## Aim of the task:
In every line of the records, look for "Your", then report how many lines have it and nothing else.

## Excerpted data:
BEGIN

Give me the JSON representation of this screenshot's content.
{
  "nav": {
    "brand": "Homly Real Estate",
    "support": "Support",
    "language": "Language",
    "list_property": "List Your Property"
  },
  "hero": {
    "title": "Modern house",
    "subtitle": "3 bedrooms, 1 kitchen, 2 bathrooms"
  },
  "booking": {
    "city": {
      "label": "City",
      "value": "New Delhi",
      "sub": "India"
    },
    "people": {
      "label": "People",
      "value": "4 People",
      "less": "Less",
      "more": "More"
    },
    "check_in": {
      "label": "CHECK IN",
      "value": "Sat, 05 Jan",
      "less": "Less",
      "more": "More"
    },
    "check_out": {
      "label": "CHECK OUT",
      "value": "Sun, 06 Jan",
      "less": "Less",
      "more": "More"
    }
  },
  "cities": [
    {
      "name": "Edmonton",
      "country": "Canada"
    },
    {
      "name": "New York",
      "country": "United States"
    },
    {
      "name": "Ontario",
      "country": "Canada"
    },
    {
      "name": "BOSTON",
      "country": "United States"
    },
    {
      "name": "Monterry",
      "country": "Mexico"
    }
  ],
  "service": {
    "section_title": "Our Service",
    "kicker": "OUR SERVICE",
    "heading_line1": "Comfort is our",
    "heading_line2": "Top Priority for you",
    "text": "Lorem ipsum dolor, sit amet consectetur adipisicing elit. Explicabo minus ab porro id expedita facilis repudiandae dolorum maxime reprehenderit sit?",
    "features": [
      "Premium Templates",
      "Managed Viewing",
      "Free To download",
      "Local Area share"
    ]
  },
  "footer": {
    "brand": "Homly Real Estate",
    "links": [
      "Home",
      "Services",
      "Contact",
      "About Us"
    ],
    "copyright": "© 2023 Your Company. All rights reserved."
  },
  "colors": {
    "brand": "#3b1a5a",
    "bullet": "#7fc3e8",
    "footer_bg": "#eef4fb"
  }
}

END

## Written solution:
2